■ Exercise description
In the answer, each line of the listing should appear again unchanged.

### Given data

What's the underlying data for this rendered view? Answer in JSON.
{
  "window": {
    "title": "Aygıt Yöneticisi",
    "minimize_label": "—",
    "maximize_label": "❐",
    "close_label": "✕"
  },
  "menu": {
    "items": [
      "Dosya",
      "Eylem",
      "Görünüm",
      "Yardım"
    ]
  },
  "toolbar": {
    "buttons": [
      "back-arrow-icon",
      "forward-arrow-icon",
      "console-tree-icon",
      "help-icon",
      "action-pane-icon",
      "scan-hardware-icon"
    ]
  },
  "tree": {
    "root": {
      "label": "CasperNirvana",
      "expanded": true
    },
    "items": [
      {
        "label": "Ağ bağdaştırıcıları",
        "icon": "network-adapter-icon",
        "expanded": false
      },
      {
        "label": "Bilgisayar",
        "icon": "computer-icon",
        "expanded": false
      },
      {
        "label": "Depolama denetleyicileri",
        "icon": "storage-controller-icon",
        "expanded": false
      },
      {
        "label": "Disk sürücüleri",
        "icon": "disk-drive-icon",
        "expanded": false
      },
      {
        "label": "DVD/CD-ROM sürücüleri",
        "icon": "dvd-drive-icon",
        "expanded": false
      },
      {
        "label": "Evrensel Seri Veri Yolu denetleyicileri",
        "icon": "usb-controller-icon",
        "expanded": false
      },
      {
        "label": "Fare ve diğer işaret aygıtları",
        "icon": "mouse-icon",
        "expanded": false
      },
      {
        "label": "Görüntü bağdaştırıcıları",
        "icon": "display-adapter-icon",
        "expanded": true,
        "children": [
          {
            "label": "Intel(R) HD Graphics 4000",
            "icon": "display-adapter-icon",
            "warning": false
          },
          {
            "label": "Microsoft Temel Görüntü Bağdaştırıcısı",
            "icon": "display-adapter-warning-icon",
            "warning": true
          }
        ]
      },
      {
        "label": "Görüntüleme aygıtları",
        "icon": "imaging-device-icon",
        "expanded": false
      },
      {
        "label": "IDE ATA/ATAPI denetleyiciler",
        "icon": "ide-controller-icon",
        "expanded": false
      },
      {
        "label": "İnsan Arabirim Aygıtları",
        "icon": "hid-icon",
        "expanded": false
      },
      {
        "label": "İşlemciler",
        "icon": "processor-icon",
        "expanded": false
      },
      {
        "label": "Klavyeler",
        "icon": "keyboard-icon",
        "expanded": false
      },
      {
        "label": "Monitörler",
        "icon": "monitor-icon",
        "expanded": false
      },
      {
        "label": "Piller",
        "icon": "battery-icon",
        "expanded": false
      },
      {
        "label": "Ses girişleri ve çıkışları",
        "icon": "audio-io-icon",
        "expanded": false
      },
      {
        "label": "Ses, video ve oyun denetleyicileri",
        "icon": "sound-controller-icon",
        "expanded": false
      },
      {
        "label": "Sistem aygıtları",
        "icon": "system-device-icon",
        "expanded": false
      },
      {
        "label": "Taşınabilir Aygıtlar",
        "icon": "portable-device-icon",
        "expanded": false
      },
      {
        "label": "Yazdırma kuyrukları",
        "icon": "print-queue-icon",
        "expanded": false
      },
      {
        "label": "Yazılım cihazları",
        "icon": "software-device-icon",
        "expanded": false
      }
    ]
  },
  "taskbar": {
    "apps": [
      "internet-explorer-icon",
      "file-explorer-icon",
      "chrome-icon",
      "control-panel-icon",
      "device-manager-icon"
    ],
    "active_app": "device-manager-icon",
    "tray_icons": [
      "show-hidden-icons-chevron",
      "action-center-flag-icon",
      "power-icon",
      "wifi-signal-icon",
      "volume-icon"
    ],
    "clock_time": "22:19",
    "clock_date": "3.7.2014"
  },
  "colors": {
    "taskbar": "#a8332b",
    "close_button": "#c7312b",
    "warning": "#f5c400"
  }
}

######

■ Answer for the task
What's the underlying data for this rendered view? Answer in JSON.
{
  "window": {
    "title": "Aygıt Yöneticisi",
    "minimize_label": "—",
    "maximize_label": "❐",
    "close_label": "✕"
  },
  "menu": {
    "items": [
      "Dosya",
      "Eylem",
      "Görünüm",
      "Yardım"
    ]
  },
  "toolbar": {
    "buttons": [
      "back-arrow-icon",
      "forward-arrow-icon",
      "console-tree-icon",
      "help-icon",
      "action-pane-icon",
      "scan-hardware-icon"
    ]
  },
  "tree": {
    "root": {
      "label": "CasperNirvana",
      "expanded": true
    },
    "items": [
      {
        "label": "Ağ bağdaştırıcıları",
        "icon": "network-adapter-icon",
        "expanded": false
      },
      {
        "label": "Bilgisayar",
        "icon": "computer-icon",
        "expanded": false
      },
      {
        "label": "Depolama denetleyicileri",
        "icon": "storage-controller-icon",
        "expanded": false
      },
      {
        "label": "Disk sürücüleri",
        "icon": "disk-drive-icon",
        "expanded": false
      },
      {
        "label": "DVD/CD-ROM sürücüleri",
        "icon": "dvd-drive-icon",
        "expanded": false
      },
      {
        "label": "Evrensel Seri Veri Yolu denetleyicileri",
        "icon": "usb-controller-icon",
        "expanded": false
      },
      {
        "label": "Fare ve diğer işaret aygıtları",
        "icon": "mouse-icon",
        "expanded": false
      },
      {
        "label": "Görüntü bağdaştırıcıları",
        "icon": "display-adapter-icon",
        "expanded": true,
        "children": [
          {
            "label": "Intel(R) HD Graphics 4000",
            "icon": "display-adapter-icon",
            "warning": false
          },
          {
            "label": "Microsoft Temel Görüntü Bağdaştırıcısı",
            "icon": "display-adapter-warning-icon",
            "warning": true
          }
        ]
      },
      {
        "label": "Görüntüleme aygıtları",
        "icon": "imaging-device-icon",
        "expanded": false
      },
      {
        "label": "IDE ATA/ATAPI denetleyiciler",
        "icon": "ide-controller-icon",
        "expanded": false
      },
      {
        "label": "İnsan Arabirim Aygıtları",
        "icon": "hid-icon",
        "expanded": false
      },
      {
        "label": "İşlemciler",
        "icon": "processor-icon",
        "expanded": false
      },
      {
        "label": "Klavyeler",
        "icon": "keyboard-icon",
        "expanded": false
      },
      {
        "label": "Monitörler",
        "icon": "monitor-icon",
        "expanded": false
      },
      {
        "label": "Piller",
        "icon": "battery-icon",
        "expanded": false
      },
      {
        "label": "Ses girişleri ve çıkışları",
        "icon": "audio-io-icon",
        "expanded": false
      },
      {
        "label": "Ses, video ve oyun denetleyicileri",
        "icon": "sound-controller-icon",
        "expanded": false
      },
      {
        "label": "Sistem aygıtları",
        "icon": "system-device-icon",
        "expanded": false
      },
      {
        "label": "Taşınabilir Aygıtlar",
        "icon": "portable-device-icon",
        "expanded": false
      },
      {
        "label": "Yazdırma kuyrukları",
        "icon": "print-queue-icon",
        "expanded": false
      },
      {
        "label": "Yazılım cihazları",
        "icon": "software-device-icon",
        "expanded": false
      }
    ]
  },
  "taskbar": {
    "apps": [
      "internet-explorer-icon",
      "file-explorer-icon",
      "chrome-icon",
      "control-panel-icon",
      "device-manager-icon"
    ],
    "active_app": "device-manager-icon",
    "tray_icons": [
      "show-hidden-icons-chevron",
      "action-center-flag-icon",
      "power-icon",
      "wifi-signal-icon",
      "volume-icon"
    ],
    "clock_time": "22:19",
    "clock_date": "3.7.2014"
  },
  "colors": {
    "taskbar": "#a8332b",
    "close_button": "#c7312b",
    "warning": "#f5c400"
  }
}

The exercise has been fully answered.